The scenarios are quite obvious. The entire Nigeria economical disposition is in juxtaposition to so many other sub-sectors’, including the home video industry. All over the world now, the news of the successes of the Nigerian home video is getting aggressive by the day despite the huge short falls, the entire economical wounds, lack of structure and regulations and maladroit machinery of Organizations and Associations. Nigeria Actor’s Guild (NAG), National Association of Nigerian Theatre Arts Practitioners (NANTAP), Independent Television Producers Association of Nigeria (ITPAN), etc. are all a part of this shame. Democratic dispensation in Nigeria merged with the seeming successes of the Home Video films, from the rabble of decadence from the Military era has again lit the dark corridors of our hearts and streets. People now trudge to the cinema theatre (National Arts Theatre Iganmu, FSP hall Ikeja, Pen cinema Agege, etc.) on weekends to watch films, mostly Yoruba films. With the teeming rush, special magazines for advertisement of films, TV ad programs for films, the number of films released in every two weeks has risen to 15 films- 8 english from Igbo producers, and 7 yoruba.

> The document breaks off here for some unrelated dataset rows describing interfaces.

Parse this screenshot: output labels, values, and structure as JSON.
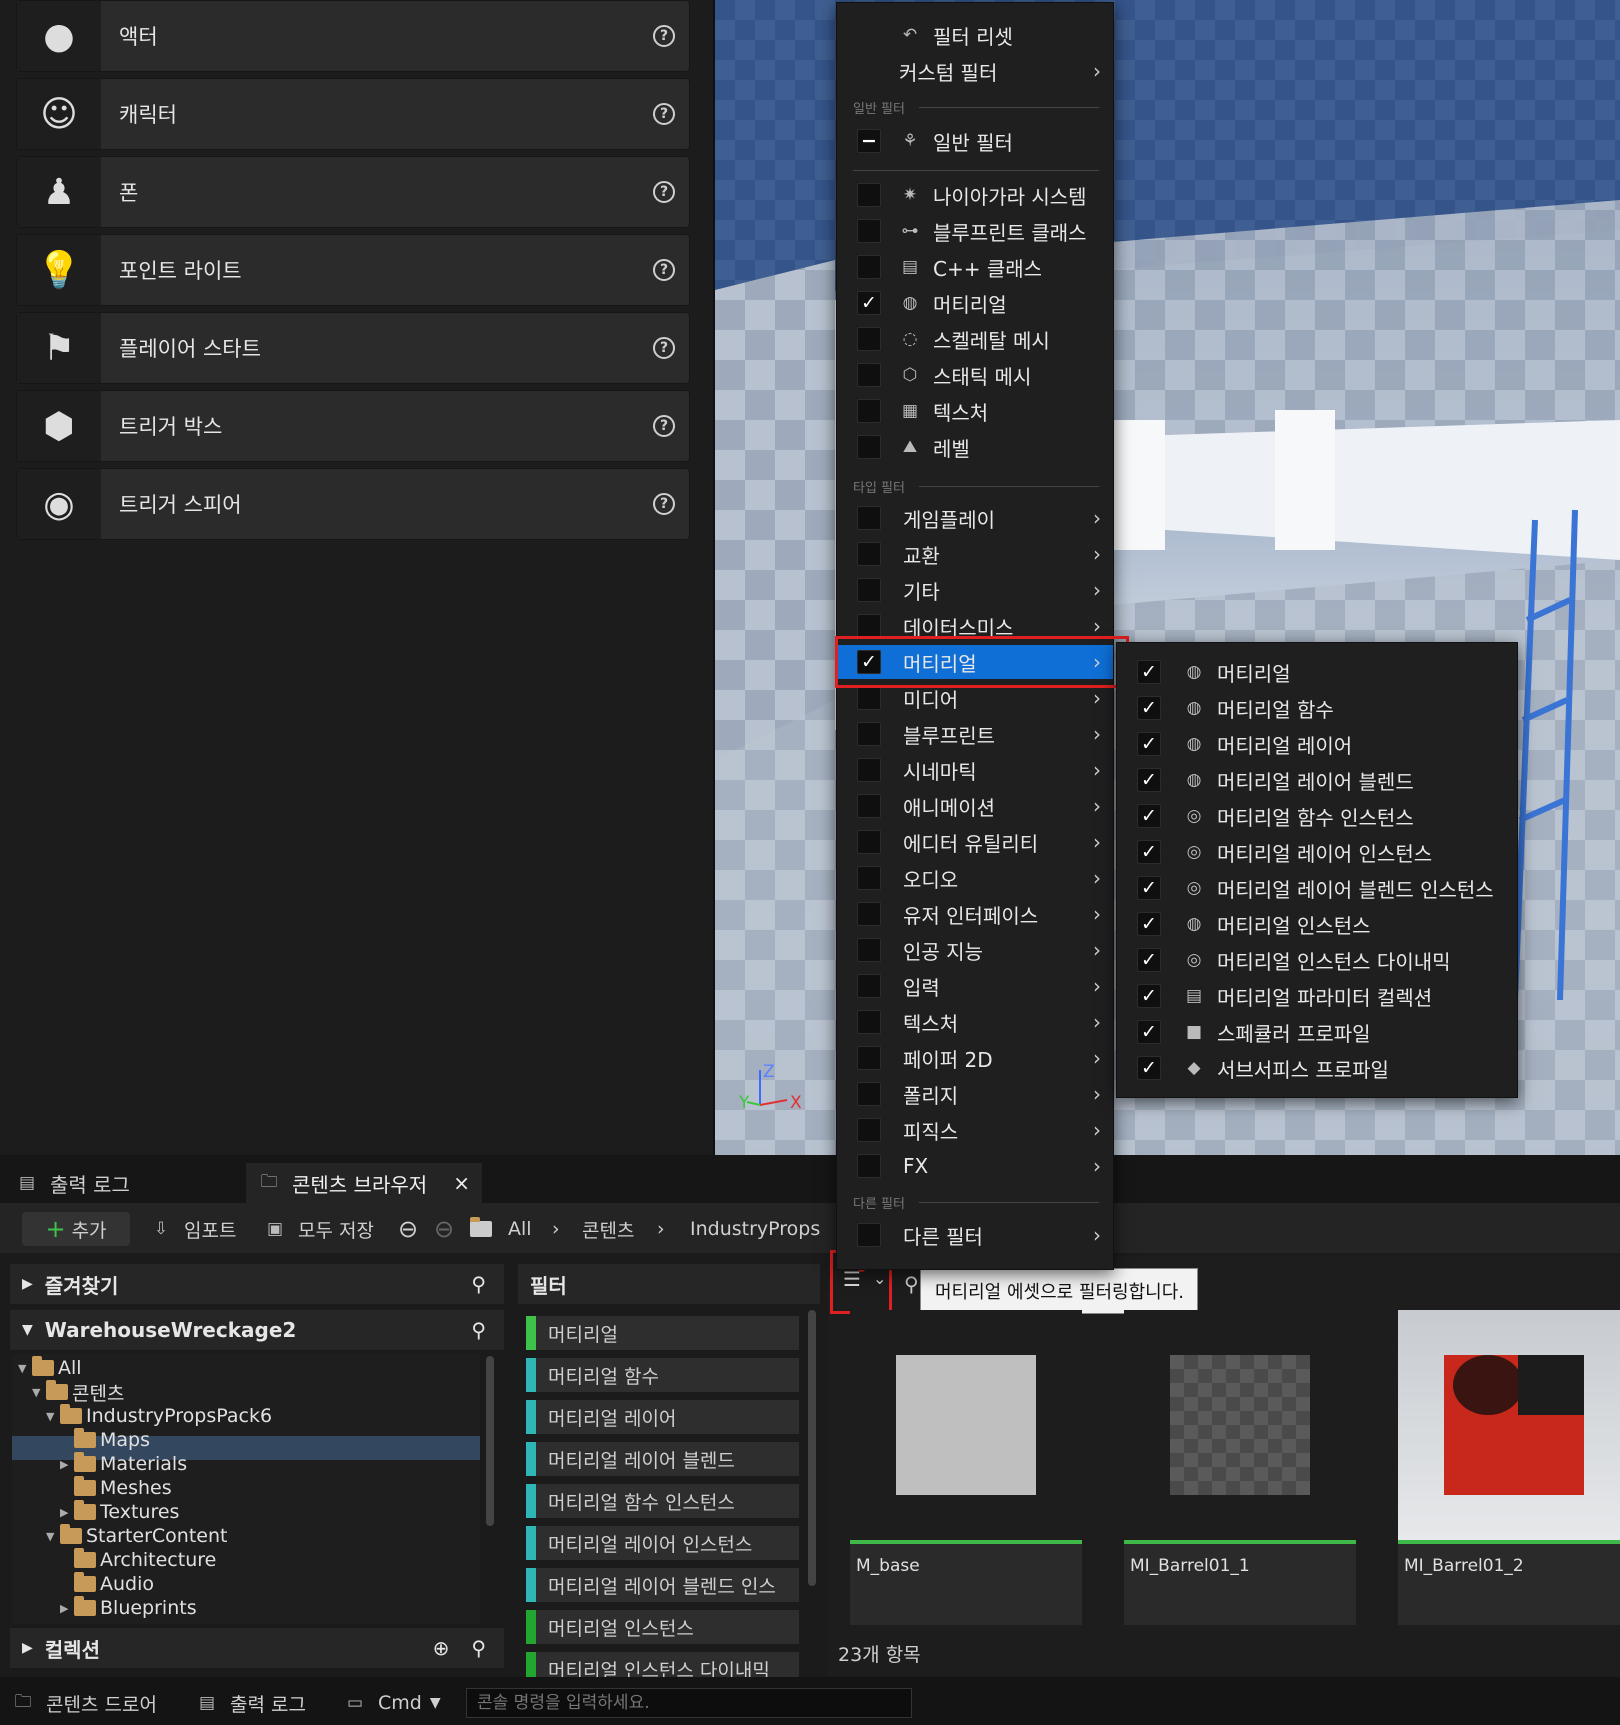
{
  "place_actors": [
    {
      "label": "액터",
      "icon": "sphere-icon"
    },
    {
      "label": "캐릭터",
      "icon": "character-icon"
    },
    {
      "label": "폰",
      "icon": "pawn-icon"
    },
    {
      "label": "포인트 라이트",
      "icon": "lightbulb-icon"
    },
    {
      "label": "플레이어 스타트",
      "icon": "player-start-flag-icon"
    },
    {
      "label": "트리거 박스",
      "icon": "trigger-box-icon"
    },
    {
      "label": "트리거 스피어",
      "icon": "trigger-sphere-icon"
    }
  ],
  "viewport": {
    "axis_x": "X",
    "axis_y": "Y",
    "axis_z": "Z"
  },
  "filter_menu": {
    "reset": "필터 리셋",
    "custom": "커스텀 필터",
    "common_header": "일반 필터",
    "common_filter": "일반 필터",
    "common_items": [
      {
        "label": "나이아가라 시스템",
        "checked": false
      },
      {
        "label": "블루프린트 클래스",
        "checked": false
      },
      {
        "label": "C++ 클래스",
        "checked": false
      },
      {
        "label": "머티리얼",
        "checked": true
      },
      {
        "label": "스켈레탈 메시",
        "checked": false
      },
      {
        "label": "스태틱 메시",
        "checked": false
      },
      {
        "label": "텍스처",
        "checked": false
      },
      {
        "label": "레벨",
        "checked": false
      }
    ],
    "type_header": "타입 필터",
    "type_items": [
      {
        "label": "게임플레이",
        "checked": false
      },
      {
        "label": "교환",
        "checked": false
      },
      {
        "label": "기타",
        "checked": false
      },
      {
        "label": "데이터스미스",
        "checked": false
      },
      {
        "label": "머티리얼",
        "checked": true,
        "highlighted": true
      },
      {
        "label": "미디어",
        "checked": false
      },
      {
        "label": "블루프린트",
        "checked": false
      },
      {
        "label": "시네마틱",
        "checked": false
      },
      {
        "label": "애니메이션",
        "checked": false
      },
      {
        "label": "에디터 유틸리티",
        "checked": false
      },
      {
        "label": "오디오",
        "checked": false
      },
      {
        "label": "유저 인터페이스",
        "checked": false
      },
      {
        "label": "인공 지능",
        "checked": false
      },
      {
        "label": "입력",
        "checked": false
      },
      {
        "label": "텍스처",
        "checked": false
      },
      {
        "label": "페이퍼 2D",
        "checked": false
      },
      {
        "label": "폴리지",
        "checked": false
      },
      {
        "label": "피직스",
        "checked": false
      },
      {
        "label": "FX",
        "checked": false
      }
    ],
    "other_header": "다른 필터",
    "other_filter": "다른 필터"
  },
  "material_submenu": [
    "머티리얼",
    "머티리얼 함수",
    "머티리얼 레이어",
    "머티리얼 레이어 블렌드",
    "머티리얼 함수 인스턴스",
    "머티리얼 레이어 인스턴스",
    "머티리얼 레이어 블렌드 인스턴스",
    "머티리얼 인스턴스",
    "머티리얼 인스턴스 다이내믹",
    "머티리얼 파라미터 컬렉션",
    "스페큘러 프로파일",
    "서브서피스 프로파일"
  ],
  "tabs": {
    "output_log": "출력 로그",
    "content_browser": "콘텐츠 브라우저",
    "close": "×"
  },
  "toolbar": {
    "add": "추가",
    "import": "임포트",
    "save_all": "모두 저장",
    "path_all": "All",
    "path_content": "콘텐츠",
    "path_pack": "IndustryPropsPa"
  },
  "favorites": "즐겨찾기",
  "project": "WarehouseWreckage2",
  "tree": [
    {
      "label": "All",
      "depth": 0
    },
    {
      "label": "콘텐츠",
      "depth": 1
    },
    {
      "label": "IndustryPropsPack6",
      "depth": 2
    },
    {
      "label": "Maps",
      "depth": 3
    },
    {
      "label": "Materials",
      "depth": 3
    },
    {
      "label": "Meshes",
      "depth": 3
    },
    {
      "label": "Textures",
      "depth": 3
    },
    {
      "label": "StarterContent",
      "depth": 2
    },
    {
      "label": "Architecture",
      "depth": 3
    },
    {
      "label": "Audio",
      "depth": 3
    },
    {
      "label": "Blueprints",
      "depth": 3
    }
  ],
  "collections": "컬렉션",
  "filters_title": "필터",
  "filter_chips": [
    "머티리얼",
    "머티리얼 함수",
    "머티리얼 레이어",
    "머티리얼 레이어 블렌드",
    "머티리얼 함수 인스턴스",
    "머티리얼 레이어 인스턴스",
    "머티리얼 레이어 블렌드 인스",
    "머티리얼 인스턴스",
    "머티리얼 인스턴스 다이내믹"
  ],
  "tooltip": "머티리얼 에셋으로 필터링합니다.",
  "assets": [
    "M_base",
    "MI_Barrel01_1",
    "MI_Barrel01_2"
  ],
  "item_count": "23개 항목",
  "statusbar": {
    "content_drawer": "콘텐츠 드로어",
    "output_log": "출력 로그",
    "cmd": "Cmd",
    "console_placeholder": "콘솔 명령을 입력하세요."
  }
}
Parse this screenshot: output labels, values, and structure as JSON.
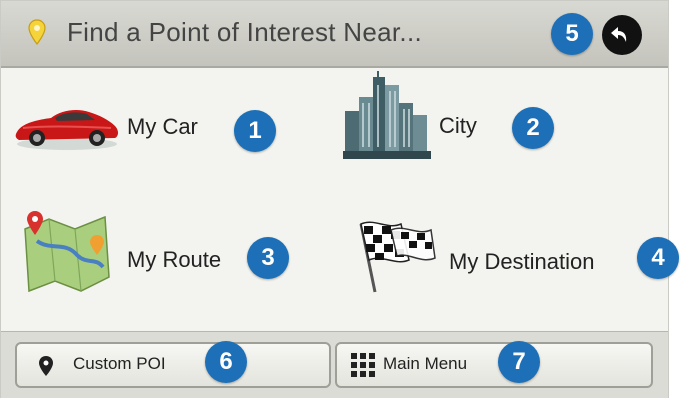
{
  "header": {
    "title": "Find a Point of Interest Near...",
    "pin_icon": "map-pin-icon",
    "back_icon": "back-arrow-icon"
  },
  "callouts": {
    "my_car": "1",
    "city": "2",
    "my_route": "3",
    "my_destination": "4",
    "back": "5",
    "custom_poi": "6",
    "main_menu": "7"
  },
  "options": {
    "my_car": {
      "label": "My Car",
      "icon": "car-icon"
    },
    "city": {
      "label": "City",
      "icon": "city-skyline-icon"
    },
    "my_route": {
      "label": "My Route",
      "icon": "route-map-icon"
    },
    "my_destination": {
      "label": "My Destination",
      "icon": "checkered-flag-icon"
    }
  },
  "footer": {
    "custom_poi": {
      "label": "Custom POI",
      "icon": "map-pin-icon"
    },
    "main_menu": {
      "label": "Main Menu",
      "icon": "grid-menu-icon"
    }
  },
  "colors": {
    "badge": "#1d6fb8",
    "header": "#cfcfc8",
    "background": "#f3f4ef"
  }
}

Comparing to what obtains in the Western world, one would readily agree that the whole arrangement is disheartening. Still, as a third world country there is an obvious opening for the Government to capitalize on, especially with the spade of unemployment in the country. If the Marketers Association who care less about the structure of the industry as far as they are making their profit, could be converted through intense formal training in the business of filmmaking. And the Professionals re-organize themselves, Associations, firm to their duties, Censors Board live up to its responsibilities, and the Government providing a practical Policy, then the Nigeria economy is sure of serious boost in the filming sector.
///Article N° : 2831